There’s barely enough work to sustain George Hagenbuch’s auto glass business since more than 20,000 soldiers at nearby Fort Campbell were deployed to Iraq nine months ago.
“Business dropped off 75 percent,” Hagenbuch said recently during a stop at a convenience store off 101st Airborne Division Parkway. “Nobody here wants to spend money and car dealers are not selling many cars, so it has slowed me down.”
Hagenbuch is among the business owners struggling as the deployment of troops from the Army post on the Tennessee-Kentucky state line continues. And Clarksville is just one of many military communities across the country in such straits.
At A&B Barber Shop in Fayetteville near Fort Bragg, N.C., Chris Smith said his business has fallen about 40 percent since thousands of soldiers were deployed. “We need them back home,” Smith said.
Mike Laughlin, who owns Hope Mills Florist near the post, said that when the Persian Gulf War began in 1991 he owned a year-old carpet company and business “totally stopped.”
He got out of that business and opened the flower shop. His business fell off significantly when troops first were deployed to Iraq, but “now things are cycling back. I think everyone found out this is going to be an enduring thing,” he said.
In Colorado Springs, Colo., near Fort Carson, the metropolitan area is expected to lose $311 million in income as a result of the deployment of more than 11,000 troops.
“People are spending less money. I think it’s the volume of people that are gone and people are saving more of their disposable income,” said Clay Miller, owner of Platte Ave Tire and Automotive in Colorado Springs.
In the Clarksville metro area, which includes parts of Kentucky, some businesses are cutting hours and others are laying off employees.
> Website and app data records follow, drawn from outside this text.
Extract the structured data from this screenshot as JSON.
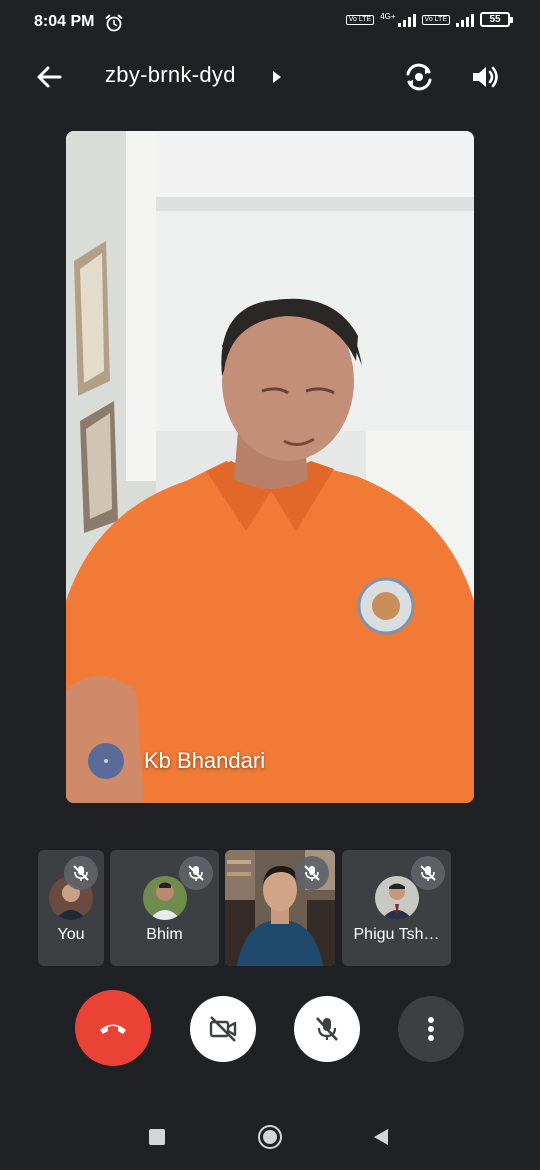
{
  "status_bar": {
    "time": "8:04 PM",
    "alarm_icon": "alarm-clock-icon",
    "volte_1": "Vo LTE",
    "network_type": "4G+",
    "volte_2": "Vo LTE",
    "battery": "55"
  },
  "header": {
    "back_icon": "arrow-left-icon",
    "meeting_code": "zby-brnk-dyd",
    "caret_icon": "caret-right-icon",
    "switch_camera_icon": "camera-switch-icon",
    "audio_icon": "speaker-icon"
  },
  "main_video": {
    "participant_name": "Kb Bhandari",
    "shirt_color": "#f07a36"
  },
  "participants": [
    {
      "label": "You",
      "muted": true
    },
    {
      "label": "Bhim",
      "muted": true
    },
    {
      "label": "",
      "muted": true
    },
    {
      "label": "Phigu Tsh…",
      "muted": true
    }
  ],
  "controls": {
    "end_call_icon": "phone-hangup-icon",
    "camera_icon": "video-off-icon",
    "mic_icon": "mic-off-icon",
    "more_icon": "more-vert-icon",
    "end_call_color": "#ea4335"
  },
  "nav": {
    "recents_icon": "square-icon",
    "home_icon": "circle-icon",
    "back_icon": "triangle-back-icon"
  }
}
Suk Yi Ki, who owns a liquor store across from the post in Oak Grove, Ky., said, “I can’t even pay the utilities” because business has fallen off about 90 percent. “I’m just waiting for the soldier people to come back.”
Ron Cannon said his Clarksville tire and auto service store has lost half its business since the troops left. He hasn’t fired anyone, but he decided not to replace two workers who left and he’s trying to cut expenses.
This situation is worse than during the Persian Gulf War in 1991, Cannon said, because the soldiers weren’t gone as long then.
About 23,000 soldiers usually live on or near the Army post. The Clarksville-Hopkinsville, Ky., statistical area has about 235,000 people, including roughly 105,000 in the city of Clarksville.
There have been some mitigating factors — soldiers returning from Iraq for two-week breaks and the reserves brought in to keep Fort Campbell operating have helped sales at Riner Furniture, according to salesman Greer Johnson.
During this deployment, most spouses have stayed in the area rather than heading home to their families. “Nobody really expected them to be gone as long as this,” he said.
And disruptions caused by deployments aren’t unexpected.
Terry King, a buyer at Grandpa’s hardware and sporting goods store, said that in 41 years of business “we’ve been through this before. Sure, it has some impact, and I can’t say it doesn’t hurt our sales some, but we’ve survived rather well.”
The store sells soldiers and the military some of the equipment they need, ranging from nuts and bolts to heavy-duty cargo boxes and binoculars, holsters and boots. It also has plenty of non-military sales, providing colorful scrubs for nurses, for example.
“It just depends on the type of business you’re involved in. If you depend strictly on the military people, you’re going to be hurting right now,” King said.
Joe Pitts, an aide to Clarksville Mayor Don Trotter, said the city “has weathered this fairly well so far,” although businesses closest to the post are hurting the most. There’s a significant increase in housing starts over this time last year, and sales tax collections have remained steady, he said.
But if the soldiers remain away for much longer, things could change.
“The biggest concern we have is what the impact will be on families and the decisions they make. Will they continue to live here and wait for their spouses to return, or will they move back home?”